TASK ITEM:
Read the data, and whenever a line holds the word "text", report that line.

Dataset rows for apps and sites:
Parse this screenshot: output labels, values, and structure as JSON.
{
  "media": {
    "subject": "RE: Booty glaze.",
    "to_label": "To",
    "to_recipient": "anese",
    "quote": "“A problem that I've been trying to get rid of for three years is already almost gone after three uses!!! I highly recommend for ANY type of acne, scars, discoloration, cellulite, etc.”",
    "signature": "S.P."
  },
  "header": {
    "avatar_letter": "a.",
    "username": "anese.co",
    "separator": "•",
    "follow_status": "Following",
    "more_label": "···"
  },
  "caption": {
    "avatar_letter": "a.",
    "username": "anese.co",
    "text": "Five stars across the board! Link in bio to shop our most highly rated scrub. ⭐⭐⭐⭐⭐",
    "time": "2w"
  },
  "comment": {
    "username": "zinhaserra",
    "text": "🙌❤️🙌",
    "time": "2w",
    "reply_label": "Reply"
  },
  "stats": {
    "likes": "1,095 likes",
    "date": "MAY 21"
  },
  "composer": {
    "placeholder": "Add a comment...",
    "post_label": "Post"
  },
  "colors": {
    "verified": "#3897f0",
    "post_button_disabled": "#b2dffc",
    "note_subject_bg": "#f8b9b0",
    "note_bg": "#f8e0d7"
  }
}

TASK OUTPUT:
    "text": "Five stars across the board! Link in bio to shop our most highly rated scrub. ⭐⭐⭐⭐⭐",
    "text": "🙌❤️🙌",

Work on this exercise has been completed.